■ **Task statement**
Scan the material below for lines with the word "Loves" and report how many there are, with nothing added.
Data records Start Marker
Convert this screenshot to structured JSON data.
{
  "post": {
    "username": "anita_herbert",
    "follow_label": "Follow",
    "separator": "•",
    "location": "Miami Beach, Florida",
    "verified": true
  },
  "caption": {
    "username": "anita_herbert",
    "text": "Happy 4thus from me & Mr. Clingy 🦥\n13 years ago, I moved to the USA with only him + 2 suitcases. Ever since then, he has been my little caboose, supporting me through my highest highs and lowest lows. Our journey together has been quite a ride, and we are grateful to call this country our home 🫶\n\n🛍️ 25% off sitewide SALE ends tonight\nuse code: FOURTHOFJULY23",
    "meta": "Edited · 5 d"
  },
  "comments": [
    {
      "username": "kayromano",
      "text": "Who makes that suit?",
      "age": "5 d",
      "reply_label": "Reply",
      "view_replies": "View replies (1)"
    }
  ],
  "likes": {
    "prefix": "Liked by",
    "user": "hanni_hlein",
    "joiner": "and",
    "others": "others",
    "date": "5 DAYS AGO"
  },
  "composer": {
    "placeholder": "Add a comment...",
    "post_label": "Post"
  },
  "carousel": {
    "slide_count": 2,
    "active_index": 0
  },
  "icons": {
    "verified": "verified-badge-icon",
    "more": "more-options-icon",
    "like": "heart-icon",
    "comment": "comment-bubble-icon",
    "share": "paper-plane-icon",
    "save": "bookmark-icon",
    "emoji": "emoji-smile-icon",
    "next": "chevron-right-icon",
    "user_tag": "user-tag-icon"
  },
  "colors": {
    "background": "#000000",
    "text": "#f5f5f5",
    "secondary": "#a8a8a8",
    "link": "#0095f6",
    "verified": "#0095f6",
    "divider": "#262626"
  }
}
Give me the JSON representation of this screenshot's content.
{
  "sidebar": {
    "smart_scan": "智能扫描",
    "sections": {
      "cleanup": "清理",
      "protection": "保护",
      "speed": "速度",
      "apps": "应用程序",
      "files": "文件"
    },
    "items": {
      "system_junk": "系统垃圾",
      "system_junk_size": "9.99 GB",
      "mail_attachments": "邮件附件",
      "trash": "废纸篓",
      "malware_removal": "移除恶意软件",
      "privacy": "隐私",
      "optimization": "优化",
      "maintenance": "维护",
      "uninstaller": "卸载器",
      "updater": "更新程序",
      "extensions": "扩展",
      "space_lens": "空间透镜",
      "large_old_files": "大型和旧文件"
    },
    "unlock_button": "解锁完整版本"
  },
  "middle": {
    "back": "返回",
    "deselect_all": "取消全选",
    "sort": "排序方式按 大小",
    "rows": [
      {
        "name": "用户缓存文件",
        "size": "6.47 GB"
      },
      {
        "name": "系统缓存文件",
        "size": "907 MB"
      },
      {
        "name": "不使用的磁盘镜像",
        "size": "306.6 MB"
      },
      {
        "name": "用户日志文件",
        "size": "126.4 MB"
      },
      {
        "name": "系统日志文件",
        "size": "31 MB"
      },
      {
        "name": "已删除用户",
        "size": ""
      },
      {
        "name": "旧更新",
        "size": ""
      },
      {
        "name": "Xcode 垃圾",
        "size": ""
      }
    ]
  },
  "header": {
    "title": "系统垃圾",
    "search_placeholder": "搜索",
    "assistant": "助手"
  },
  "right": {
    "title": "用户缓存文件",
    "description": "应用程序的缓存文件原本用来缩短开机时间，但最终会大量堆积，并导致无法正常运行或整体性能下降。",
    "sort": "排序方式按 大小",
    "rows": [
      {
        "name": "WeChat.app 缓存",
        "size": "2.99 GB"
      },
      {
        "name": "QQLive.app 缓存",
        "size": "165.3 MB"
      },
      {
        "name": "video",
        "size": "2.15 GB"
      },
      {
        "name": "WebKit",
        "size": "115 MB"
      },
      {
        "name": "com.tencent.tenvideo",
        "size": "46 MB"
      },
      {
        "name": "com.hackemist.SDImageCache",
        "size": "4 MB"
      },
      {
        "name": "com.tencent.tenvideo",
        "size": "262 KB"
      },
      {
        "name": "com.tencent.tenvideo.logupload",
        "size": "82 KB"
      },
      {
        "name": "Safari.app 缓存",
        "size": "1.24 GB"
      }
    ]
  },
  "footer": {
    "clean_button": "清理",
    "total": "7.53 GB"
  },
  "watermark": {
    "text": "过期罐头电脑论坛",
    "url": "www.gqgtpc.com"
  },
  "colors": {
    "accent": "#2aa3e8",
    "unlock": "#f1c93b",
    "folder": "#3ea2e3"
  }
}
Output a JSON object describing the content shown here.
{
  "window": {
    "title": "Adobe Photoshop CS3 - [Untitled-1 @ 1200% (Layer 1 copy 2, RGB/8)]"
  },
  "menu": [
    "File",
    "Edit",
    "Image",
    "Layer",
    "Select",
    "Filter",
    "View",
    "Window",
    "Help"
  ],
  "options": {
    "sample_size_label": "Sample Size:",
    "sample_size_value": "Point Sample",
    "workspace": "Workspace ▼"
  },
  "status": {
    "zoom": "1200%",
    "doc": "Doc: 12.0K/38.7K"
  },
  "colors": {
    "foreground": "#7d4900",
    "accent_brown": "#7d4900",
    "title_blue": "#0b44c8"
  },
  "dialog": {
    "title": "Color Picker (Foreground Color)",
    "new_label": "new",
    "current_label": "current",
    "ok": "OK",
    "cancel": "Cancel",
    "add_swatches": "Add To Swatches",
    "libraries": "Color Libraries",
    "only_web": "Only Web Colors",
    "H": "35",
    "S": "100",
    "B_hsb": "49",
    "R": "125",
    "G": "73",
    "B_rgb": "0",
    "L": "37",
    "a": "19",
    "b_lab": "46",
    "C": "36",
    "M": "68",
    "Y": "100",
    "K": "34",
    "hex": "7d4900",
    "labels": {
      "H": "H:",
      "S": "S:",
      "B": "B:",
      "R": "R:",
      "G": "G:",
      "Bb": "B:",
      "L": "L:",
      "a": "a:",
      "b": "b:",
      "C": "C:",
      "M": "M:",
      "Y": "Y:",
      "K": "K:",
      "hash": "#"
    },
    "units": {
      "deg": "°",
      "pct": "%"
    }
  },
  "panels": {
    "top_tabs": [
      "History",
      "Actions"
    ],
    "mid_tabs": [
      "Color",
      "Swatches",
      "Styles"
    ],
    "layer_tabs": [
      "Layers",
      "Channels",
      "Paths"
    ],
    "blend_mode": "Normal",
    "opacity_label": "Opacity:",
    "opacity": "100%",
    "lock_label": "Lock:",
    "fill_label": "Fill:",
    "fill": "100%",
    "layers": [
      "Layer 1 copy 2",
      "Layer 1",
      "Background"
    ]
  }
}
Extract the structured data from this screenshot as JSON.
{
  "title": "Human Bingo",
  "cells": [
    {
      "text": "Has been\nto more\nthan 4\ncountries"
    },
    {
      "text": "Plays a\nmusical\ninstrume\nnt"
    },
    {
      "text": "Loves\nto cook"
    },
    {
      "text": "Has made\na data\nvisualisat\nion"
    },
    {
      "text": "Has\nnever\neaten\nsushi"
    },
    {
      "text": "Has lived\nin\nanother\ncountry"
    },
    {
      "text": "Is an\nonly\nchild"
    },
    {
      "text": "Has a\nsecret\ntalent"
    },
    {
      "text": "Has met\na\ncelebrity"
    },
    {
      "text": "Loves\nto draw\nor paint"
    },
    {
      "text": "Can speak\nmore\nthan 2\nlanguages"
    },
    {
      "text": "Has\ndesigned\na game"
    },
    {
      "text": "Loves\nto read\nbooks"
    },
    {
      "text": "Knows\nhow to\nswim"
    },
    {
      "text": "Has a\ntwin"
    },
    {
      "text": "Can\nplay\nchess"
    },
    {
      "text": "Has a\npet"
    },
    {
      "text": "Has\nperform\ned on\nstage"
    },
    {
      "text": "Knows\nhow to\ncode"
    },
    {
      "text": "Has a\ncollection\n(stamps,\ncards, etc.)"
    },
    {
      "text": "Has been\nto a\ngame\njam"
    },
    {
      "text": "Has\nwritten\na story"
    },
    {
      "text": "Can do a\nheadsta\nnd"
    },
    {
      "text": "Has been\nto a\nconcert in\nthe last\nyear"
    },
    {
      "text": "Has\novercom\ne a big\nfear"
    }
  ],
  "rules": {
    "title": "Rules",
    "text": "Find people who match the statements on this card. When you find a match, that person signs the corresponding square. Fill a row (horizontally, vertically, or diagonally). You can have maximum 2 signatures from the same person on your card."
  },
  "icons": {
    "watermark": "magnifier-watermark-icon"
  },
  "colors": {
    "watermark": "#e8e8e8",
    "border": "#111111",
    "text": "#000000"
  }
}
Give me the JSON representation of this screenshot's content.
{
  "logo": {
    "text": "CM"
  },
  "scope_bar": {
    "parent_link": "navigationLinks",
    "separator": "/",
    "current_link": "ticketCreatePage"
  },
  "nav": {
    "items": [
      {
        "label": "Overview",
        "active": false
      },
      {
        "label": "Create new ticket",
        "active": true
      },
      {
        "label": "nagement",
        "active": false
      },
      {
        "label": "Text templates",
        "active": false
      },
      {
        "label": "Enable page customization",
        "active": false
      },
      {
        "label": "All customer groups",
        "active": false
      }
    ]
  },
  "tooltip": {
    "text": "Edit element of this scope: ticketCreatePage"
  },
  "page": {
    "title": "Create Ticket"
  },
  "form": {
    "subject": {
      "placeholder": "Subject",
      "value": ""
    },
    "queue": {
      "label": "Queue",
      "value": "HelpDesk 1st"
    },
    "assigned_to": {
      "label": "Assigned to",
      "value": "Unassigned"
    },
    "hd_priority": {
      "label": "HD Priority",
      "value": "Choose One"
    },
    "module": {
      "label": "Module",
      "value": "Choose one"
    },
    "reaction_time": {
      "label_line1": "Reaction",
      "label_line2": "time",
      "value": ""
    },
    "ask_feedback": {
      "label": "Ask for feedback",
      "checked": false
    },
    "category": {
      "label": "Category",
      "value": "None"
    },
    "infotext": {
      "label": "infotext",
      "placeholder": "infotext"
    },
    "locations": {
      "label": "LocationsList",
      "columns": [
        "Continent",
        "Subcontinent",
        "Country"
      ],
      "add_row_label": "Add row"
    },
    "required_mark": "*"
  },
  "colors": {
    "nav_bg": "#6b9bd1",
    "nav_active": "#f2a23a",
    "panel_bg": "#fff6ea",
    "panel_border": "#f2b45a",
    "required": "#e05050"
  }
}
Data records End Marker
■ **Final answer**
3